The recent attack on Soham killer Ian Huntley earned some interesting reaction online, with such high emotions it seems the public are still happy to see to man come to harm.
Using a Google spreadsheet and the command (=importfeed(“http://search.twitter.com/search.atom?q=huntley”, “”, “”, 20), I searched Twitter for all the tweets mentioning “Huntley” (as opposed to “Ian Huntley”, which would have limited the search to the more formal tweets from news outlets etc. “Huntley” picked up the casual, public point of view)
This created a spreadsheet of the latest 15 tweets containing the word Huntley, which were then copies into Wordle in order to create a WordCloud. This was not a particularly useful or interesting experiment, as it only highlights which words have been used the most – i.e. “Huntley” and “prison” – the more emotive words were used in smaller numbers so were not significant on the cloud.
Instead I decided to analyse how the story was being covered in 2 very different newspapers, The Guardian and the Daily Mail.
Over the past weeks I have been trying and testing several data visualization tools (Tableau, Gliffy, Graphviz) but have been taken with ManyEyes for it’s variety of charts, including analysis of TEXT

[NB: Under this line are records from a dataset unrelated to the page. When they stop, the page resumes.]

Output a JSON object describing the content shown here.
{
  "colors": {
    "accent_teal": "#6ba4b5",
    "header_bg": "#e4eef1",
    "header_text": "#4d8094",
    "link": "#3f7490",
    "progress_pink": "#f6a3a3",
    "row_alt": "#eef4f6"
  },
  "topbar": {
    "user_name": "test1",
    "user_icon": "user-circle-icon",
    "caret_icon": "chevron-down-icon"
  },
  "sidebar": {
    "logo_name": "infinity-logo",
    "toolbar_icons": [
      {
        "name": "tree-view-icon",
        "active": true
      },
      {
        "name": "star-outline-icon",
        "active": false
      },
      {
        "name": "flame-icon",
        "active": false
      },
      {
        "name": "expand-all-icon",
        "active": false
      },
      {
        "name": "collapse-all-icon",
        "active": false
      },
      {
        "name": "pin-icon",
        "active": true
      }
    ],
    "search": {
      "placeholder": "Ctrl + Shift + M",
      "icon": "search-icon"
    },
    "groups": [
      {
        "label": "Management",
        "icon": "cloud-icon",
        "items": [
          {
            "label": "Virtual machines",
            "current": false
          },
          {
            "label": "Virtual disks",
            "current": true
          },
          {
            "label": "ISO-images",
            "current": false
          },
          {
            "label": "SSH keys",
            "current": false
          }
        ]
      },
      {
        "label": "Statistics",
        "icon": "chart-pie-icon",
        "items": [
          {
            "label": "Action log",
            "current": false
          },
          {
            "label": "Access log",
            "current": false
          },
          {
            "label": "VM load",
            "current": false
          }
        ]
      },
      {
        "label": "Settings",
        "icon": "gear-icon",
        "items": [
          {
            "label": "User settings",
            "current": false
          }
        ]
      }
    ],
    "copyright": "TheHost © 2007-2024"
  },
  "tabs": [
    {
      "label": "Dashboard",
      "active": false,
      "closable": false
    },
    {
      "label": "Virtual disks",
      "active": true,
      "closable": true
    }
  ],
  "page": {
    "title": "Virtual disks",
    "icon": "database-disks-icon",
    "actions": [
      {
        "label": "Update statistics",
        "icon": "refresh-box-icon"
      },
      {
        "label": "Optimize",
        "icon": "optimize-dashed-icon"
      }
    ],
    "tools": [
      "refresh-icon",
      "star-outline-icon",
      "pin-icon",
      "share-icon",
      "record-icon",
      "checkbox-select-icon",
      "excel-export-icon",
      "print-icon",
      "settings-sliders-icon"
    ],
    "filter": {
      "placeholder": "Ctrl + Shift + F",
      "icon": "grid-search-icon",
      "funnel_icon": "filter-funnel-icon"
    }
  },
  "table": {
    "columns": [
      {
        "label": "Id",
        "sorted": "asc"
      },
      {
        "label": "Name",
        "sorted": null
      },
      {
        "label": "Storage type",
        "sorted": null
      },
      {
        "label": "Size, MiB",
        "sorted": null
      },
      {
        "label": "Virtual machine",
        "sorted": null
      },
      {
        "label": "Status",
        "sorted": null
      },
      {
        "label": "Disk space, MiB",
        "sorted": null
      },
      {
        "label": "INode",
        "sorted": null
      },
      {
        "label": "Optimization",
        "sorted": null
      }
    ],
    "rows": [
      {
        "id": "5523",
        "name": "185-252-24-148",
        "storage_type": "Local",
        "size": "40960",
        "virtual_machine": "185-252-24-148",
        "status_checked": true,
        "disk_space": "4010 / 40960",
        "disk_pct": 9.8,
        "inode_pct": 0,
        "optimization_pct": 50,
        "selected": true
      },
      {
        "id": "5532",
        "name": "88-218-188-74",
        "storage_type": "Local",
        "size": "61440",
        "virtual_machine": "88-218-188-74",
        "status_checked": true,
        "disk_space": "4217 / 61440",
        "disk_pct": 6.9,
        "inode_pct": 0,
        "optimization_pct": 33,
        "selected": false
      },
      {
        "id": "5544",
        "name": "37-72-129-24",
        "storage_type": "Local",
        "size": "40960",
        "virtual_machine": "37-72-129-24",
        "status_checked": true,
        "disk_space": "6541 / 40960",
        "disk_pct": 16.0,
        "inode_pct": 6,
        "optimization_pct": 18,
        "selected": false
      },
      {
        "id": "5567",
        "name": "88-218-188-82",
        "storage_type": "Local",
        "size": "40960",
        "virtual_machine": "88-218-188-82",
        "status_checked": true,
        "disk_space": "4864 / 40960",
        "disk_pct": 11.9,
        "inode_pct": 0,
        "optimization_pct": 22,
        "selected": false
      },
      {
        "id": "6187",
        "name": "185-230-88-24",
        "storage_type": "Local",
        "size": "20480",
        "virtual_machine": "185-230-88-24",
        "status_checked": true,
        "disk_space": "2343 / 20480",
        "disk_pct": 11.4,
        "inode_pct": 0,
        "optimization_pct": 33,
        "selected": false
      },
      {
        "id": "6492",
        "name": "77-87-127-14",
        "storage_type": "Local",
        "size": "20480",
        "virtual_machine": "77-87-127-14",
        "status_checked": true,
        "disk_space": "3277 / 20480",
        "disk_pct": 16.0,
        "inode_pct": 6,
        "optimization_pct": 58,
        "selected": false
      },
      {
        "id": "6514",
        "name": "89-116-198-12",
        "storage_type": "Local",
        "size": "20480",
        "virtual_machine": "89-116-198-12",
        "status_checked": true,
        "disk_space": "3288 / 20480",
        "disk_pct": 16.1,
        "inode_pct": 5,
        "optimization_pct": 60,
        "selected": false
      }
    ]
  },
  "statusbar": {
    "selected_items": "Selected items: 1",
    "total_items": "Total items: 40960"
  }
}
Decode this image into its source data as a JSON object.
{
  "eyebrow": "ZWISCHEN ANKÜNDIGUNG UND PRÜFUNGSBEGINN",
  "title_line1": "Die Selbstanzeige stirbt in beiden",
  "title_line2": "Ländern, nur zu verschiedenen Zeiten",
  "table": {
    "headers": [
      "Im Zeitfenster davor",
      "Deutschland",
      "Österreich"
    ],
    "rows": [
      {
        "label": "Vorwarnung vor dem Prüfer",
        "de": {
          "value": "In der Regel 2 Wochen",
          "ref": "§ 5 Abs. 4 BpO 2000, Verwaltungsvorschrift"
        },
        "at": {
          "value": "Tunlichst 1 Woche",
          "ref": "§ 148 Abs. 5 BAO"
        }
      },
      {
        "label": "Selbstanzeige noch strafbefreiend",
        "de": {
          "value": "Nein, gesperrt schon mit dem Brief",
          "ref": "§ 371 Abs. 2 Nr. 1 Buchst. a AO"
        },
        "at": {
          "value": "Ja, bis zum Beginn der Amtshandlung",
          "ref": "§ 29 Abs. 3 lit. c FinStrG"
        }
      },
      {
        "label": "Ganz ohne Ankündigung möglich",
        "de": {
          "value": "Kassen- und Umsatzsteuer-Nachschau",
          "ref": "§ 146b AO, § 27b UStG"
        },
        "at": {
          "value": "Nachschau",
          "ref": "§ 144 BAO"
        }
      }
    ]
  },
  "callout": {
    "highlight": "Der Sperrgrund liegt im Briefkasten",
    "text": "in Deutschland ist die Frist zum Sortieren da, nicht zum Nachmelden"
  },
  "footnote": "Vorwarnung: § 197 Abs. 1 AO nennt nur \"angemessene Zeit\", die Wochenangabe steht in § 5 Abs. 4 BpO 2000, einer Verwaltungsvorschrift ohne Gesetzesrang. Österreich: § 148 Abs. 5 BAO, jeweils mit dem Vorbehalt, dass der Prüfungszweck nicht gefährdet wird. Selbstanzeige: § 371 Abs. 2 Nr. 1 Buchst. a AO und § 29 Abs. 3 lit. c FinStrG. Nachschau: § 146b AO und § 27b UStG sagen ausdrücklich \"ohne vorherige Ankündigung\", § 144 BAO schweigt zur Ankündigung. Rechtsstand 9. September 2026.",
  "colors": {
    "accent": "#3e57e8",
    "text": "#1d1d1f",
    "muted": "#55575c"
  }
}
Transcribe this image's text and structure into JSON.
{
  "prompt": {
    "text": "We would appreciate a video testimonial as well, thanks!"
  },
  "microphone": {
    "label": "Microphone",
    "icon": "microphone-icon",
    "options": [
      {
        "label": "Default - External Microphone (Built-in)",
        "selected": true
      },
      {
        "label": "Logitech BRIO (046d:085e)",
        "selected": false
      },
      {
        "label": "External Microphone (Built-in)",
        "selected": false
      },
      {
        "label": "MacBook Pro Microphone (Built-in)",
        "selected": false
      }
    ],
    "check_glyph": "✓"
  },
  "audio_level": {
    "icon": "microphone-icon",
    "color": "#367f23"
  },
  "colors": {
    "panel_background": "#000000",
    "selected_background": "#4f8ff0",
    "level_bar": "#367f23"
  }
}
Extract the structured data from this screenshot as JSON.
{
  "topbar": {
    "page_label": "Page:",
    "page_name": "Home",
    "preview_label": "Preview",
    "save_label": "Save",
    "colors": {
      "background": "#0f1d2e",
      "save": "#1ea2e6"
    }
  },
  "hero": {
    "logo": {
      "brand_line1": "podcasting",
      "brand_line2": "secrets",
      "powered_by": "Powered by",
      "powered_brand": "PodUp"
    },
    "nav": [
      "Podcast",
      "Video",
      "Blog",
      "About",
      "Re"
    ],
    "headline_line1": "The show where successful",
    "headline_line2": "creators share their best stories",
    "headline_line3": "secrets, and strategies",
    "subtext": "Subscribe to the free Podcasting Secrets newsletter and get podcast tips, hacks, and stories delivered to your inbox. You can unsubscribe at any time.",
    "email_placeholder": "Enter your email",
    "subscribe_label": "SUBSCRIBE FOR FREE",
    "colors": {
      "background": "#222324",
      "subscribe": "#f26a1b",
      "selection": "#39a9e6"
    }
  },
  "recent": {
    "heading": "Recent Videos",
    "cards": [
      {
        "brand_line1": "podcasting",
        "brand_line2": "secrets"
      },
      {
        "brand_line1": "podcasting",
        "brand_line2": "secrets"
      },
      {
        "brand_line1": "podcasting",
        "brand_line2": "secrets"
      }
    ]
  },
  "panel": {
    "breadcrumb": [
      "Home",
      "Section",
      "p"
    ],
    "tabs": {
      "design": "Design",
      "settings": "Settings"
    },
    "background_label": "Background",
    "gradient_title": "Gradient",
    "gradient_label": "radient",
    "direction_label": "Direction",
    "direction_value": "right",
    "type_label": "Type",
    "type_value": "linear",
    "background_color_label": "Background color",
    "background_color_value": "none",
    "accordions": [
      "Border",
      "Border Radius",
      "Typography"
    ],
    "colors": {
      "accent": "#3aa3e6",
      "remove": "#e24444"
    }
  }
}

Using the Word Tree visualization, I copied the articles to analyse how the documents were structured, and which words followed HUNTLEY in the text. The Guardian’s report followed Huntley with “convicted” “forced to fight for his life” “held at knifepoint” and several basic words whereas the Daily Mails article “was given privileges” “supposed to be under constant surveillance” “lured schoolgirls Holly and Jessica”. This text analysis is a useful tool for clearly seeing how the focus of a report is handled, especially, in this case, when the report is written from 2 different points of view.
Although initially reluctant to do any form of audio due to my radio background (and not wanting to stay within my field), I did decide to explore the world of audio slideshows.
There are several effective examples of this, and I was impressed by the ability to create emotion through slow moving images (e.g. Duckrabbits). However, I wasn’t personally interested in following the documentary style, instead looking into the possibility of enhancing something that would normally take a simple audio form – a music news bulletin.
With my background in radio I could quickly produce an audio bulletin, and spend the time learning about using images and transitions.
However, sourcing the images legally was of concern to me and whilst images on Flickr via CreativeCommons – is an option, most of the pictures were taken at live shows from a distance, and were not suitable for this project.
Stock photograph websites do not carry celebrity shots and official press shots are hard to come by if their star is in the news for the wrong reasons.
Unfortunately it came back to a simple Google Image search and making use of the relevant pictures that provided.
The images had to be relatively close-up, of good quality and should supplement the story. For example the image of Pete Doherty with the policeman and Damon Albarn with the cigarette were obvious choices, considering the subject matter.
As an editor, Windows Movie Maker offers a range of movement and transition options for the images. Movement over and between the pictures added to the story – for example, zooming in on the eyes of Robin Whitehead, the heiress and filmmaker found dead in a London flat. This gave the impression of sadness and tragedy. There was also humour by using pictures to highlight the fact that the lead singer of Killswitch Engage has the same name as 80’s pop star Howard Jones.
This process took around an hour and a half in total, from writing the bulletin to having finished uploaded piece.
I would like to try to bring more humour into the report, along the lines of Rocketboom, otherwise this will simply be mimicking TV 60 second news style report, with images instead of video.
I would very much like to pursue this project on a regular basis (maybe even daily) but without access to good quality photographs legally, I do not believe it is possible.